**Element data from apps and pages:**
☆ ☆ ☆ ☆ ☆ ☆ ☆

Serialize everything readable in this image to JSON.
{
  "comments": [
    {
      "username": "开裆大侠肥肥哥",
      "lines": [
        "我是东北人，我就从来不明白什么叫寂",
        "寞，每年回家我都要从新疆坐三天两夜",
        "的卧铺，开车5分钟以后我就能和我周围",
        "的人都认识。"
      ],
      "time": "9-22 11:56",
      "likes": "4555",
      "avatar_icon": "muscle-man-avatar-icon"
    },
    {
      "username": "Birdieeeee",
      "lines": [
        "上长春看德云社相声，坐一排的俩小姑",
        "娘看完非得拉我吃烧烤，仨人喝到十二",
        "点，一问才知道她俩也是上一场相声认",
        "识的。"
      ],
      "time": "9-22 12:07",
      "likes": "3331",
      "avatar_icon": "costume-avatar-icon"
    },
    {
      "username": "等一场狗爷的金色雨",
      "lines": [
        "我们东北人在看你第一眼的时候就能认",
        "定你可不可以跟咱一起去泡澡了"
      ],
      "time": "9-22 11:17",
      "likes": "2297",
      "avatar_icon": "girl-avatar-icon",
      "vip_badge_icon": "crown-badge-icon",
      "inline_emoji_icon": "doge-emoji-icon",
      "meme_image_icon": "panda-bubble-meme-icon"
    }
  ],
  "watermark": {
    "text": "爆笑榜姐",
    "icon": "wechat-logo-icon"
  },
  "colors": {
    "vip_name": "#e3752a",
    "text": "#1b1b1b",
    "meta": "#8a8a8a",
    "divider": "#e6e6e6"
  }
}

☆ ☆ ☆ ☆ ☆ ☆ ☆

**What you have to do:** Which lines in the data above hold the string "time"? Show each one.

**Exercise output:**
      "time": "9-22 11:56",
      "time": "9-22 12:07",
      "time": "9-22 11:17",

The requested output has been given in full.